**Goal of the exercise:** Repeat each entry below exactly, omitting any picture it holds.
** Opening Dataset content block **
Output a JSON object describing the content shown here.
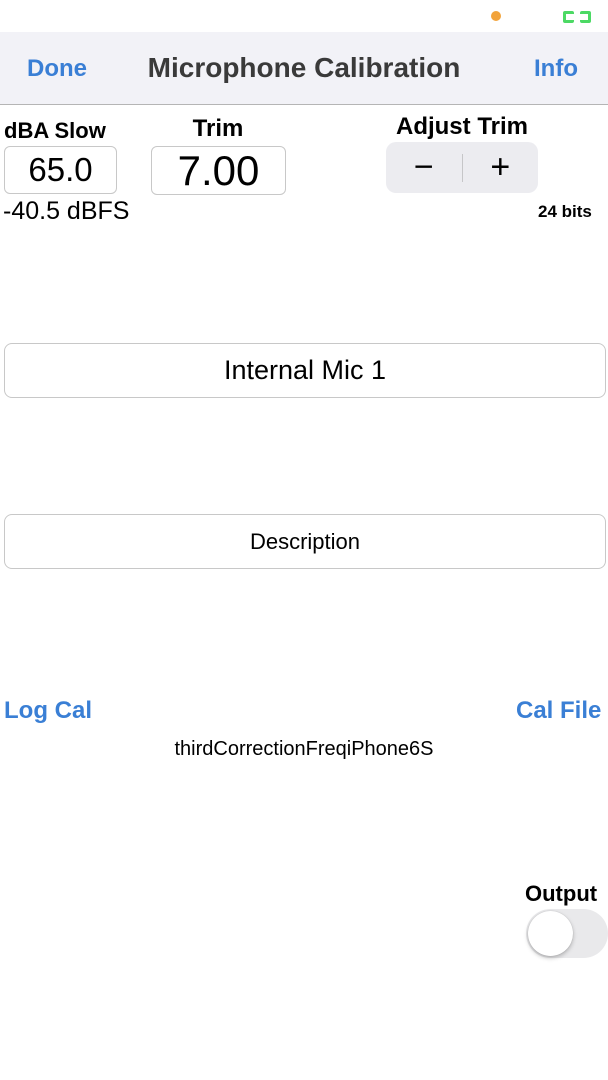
{
  "colors": {
    "accent": "#3a7fd5",
    "status_dot": "#f2a33a",
    "battery": "#4cd964"
  },
  "status_bar": {
    "icons": [
      "recording-dot-icon",
      "battery-icon"
    ]
  },
  "nav": {
    "left_button": "Done",
    "title": "Microphone Calibration",
    "right_button": "Info"
  },
  "readings": {
    "dba_label": "dBA Slow",
    "dba_value": "65.0",
    "dbfs_value": "-40.5 dBFS",
    "trim_label": "Trim",
    "trim_value": "7.00",
    "adjust_label": "Adjust Trim",
    "minus_symbol": "−",
    "plus_symbol": "+",
    "bits": "24 bits"
  },
  "fields": {
    "mic_name": "Internal Mic 1",
    "description": "Description"
  },
  "actions": {
    "log_cal": "Log Cal",
    "cal_file": "Cal File",
    "cal_file_name": "thirdCorrectionFreqiPhone6S"
  },
  "output": {
    "label": "Output",
    "enabled": false
  }
}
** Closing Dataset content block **
**Exercise response:**
Output a JSON object describing the content shown here.
{
  "colors": {
    "accent": "#3a7fd5",
    "status_dot": "#f2a33a",
    "battery": "#4cd964"
  },
  "status_bar": {
    "icons": [
      "recording-dot-icon",
      "battery-icon"
    ]
  },
  "nav": {
    "left_button": "Done",
    "title": "Microphone Calibration",
    "right_button": "Info"
  },
  "readings": {
    "dba_label": "dBA Slow",
    "dba_value": "65.0",
    "dbfs_value": "-40.5 dBFS",
    "trim_label": "Trim",
    "trim_value": "7.00",
    "adjust_label": "Adjust Trim",
    "minus_symbol": "−",
    "plus_symbol": "+",
    "bits": "24 bits"
  },
  "fields": {
    "mic_name": "Internal Mic 1",
    "description": "Description"
  },
  "actions": {
    "log_cal": "Log Cal",
    "cal_file": "Cal File",
    "cal_file_name": "thirdCorrectionFreqiPhone6S"
  },
  "output": {
    "label": "Output",
    "enabled": false
  }
}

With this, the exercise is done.